In 2010 the tempo of the wars in Iraq and Afghanistan were saddling the Army’s Medical Treatment Facilities with thousands of soldiers in need of complex health care.
Around the same time Army medicine was being dogged by media reports and patient complaints about insensitive and substandard care at some of its largest hospitals.
In an effort to improve the situation, Army Surgeon General Lt. Gen. Eric Schoomaker chartered a task force to help improve trust. “Trust is the foundation of Army Medicine," Schoomaker said in 2010.
The Trust and Enhancement Sustainment Task Force was headquartered at Madigan Army Medical Center.
Now, the Surgeon General’s Office has confirmed that the $3.1 million program was suspended in December after an internal investigation.
The 26-member task force was charged with conducting trust enhancement trainings at 242 Army Medical Treatment Facilities nationwide. In a 2010 Army Medicine newsletter, Army Surgeon General Eric Schoomaker touted the Culture of Trust initiative as “strategic to improving patient care and the Army health care experience.”
An Army public affairs article says the initiative was intended to "create an environment where medical professionals would thrive and patients would receive the best care."
Army investigators found that was far from the case. According to the 721 page investigation obtained through the Freedom of Information Act by KUOW, the program’s director, Claudette Elliott of Auburn, Wash., encouraged employees to participate in what were deemed to be questionable practices including the unauthorized use of Wiccan rituals and energy readings.
The document revealed that Elliott and others in the organization encouraged what investigators called a toxic, cult-like atmosphere. Employees were required to keep personal journals which were turned in and discussed during staff meetings.
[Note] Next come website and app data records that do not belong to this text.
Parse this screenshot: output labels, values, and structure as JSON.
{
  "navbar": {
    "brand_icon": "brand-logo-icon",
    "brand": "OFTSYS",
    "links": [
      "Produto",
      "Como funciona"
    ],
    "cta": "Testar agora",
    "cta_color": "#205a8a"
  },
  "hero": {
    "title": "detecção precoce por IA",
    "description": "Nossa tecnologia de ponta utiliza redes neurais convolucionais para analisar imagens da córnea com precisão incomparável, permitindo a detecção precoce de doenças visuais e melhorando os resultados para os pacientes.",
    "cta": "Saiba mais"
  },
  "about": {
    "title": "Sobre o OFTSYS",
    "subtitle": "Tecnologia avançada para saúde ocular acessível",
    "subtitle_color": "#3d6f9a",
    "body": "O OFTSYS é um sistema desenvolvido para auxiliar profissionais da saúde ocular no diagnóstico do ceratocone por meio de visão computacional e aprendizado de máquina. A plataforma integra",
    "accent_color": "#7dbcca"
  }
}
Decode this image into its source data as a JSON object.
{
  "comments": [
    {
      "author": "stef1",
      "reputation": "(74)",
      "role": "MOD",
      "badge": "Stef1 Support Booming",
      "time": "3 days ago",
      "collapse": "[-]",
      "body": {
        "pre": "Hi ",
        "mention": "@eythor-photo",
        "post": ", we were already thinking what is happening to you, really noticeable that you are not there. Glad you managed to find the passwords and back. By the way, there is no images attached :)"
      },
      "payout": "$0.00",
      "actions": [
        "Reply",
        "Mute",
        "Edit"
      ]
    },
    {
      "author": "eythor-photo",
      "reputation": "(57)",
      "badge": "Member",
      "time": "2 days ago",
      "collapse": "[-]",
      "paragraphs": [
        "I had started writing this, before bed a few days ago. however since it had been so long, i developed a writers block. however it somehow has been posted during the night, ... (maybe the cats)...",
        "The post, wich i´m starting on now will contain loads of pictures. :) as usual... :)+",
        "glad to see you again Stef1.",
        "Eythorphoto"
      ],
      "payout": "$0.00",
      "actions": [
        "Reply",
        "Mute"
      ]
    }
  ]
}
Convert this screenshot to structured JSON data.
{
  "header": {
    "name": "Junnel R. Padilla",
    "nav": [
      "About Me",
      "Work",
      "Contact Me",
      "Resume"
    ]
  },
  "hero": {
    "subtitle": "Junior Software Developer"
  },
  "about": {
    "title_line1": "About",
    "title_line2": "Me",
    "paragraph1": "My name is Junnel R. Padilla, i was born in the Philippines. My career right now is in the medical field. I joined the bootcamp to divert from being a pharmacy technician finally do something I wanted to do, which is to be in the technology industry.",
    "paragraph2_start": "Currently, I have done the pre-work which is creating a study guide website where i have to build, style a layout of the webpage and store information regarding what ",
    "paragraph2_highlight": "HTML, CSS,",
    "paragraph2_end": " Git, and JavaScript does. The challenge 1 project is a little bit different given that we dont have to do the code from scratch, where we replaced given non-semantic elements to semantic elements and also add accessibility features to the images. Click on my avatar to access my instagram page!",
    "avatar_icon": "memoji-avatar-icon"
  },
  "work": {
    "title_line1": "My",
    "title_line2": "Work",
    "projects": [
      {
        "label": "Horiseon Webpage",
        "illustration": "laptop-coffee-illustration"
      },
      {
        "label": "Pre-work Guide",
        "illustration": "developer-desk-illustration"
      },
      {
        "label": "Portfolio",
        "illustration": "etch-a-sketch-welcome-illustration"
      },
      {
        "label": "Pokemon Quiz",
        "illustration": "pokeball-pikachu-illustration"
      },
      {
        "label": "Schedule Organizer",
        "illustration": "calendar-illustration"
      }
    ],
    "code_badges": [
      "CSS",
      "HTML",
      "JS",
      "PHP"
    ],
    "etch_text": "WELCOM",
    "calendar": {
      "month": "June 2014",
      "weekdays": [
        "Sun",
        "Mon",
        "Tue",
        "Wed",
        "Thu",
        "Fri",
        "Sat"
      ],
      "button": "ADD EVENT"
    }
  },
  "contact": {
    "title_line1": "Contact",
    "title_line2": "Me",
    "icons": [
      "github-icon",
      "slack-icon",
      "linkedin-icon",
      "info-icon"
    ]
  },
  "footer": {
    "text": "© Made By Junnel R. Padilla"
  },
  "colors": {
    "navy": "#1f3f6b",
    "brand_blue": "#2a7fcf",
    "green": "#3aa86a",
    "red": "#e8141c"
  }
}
Investigators found that during these meetings brutal negative feedback was encouraged among employees that resulted in bullying and a “wolf pack” mentality.
“It felt a lot like a gang of animals who would gang up on the most vulnerable individual,” said a task force member who was interviewed by the investigator.
Elliott, who describes herself as an organizational development consultant, was found to be using a Ph.D. from an unaccredited university. Investigators determined that the use of the title posed a potential risk to the integrity of Army Medicine.
Investigators recommended that Elliott be placed on administrative leave.
Elliott did not return KUOW’s calls for comment, but told a Seattle Times reporter she had not yet seen the report. Elliott added that she had received lots of positive feedback from officers who had been helped by the training and also from trainers in the task force.
She also said that a doctorate was not necessary for her position and that her superiors knew where her diploma came from and encouraged her to use the title of doctor. She declined further comment until she could talk with her attorney.
In a statement, the office of the Army Surgeon General says the task force mission was suspended in December after it was determined that the organization's internal operations, training standards and training methodologies were not aligned with Army Medicine Command's policies.
Here is a copy of the Army's investigation of the Trust and Enhancement Sustainment Task Force.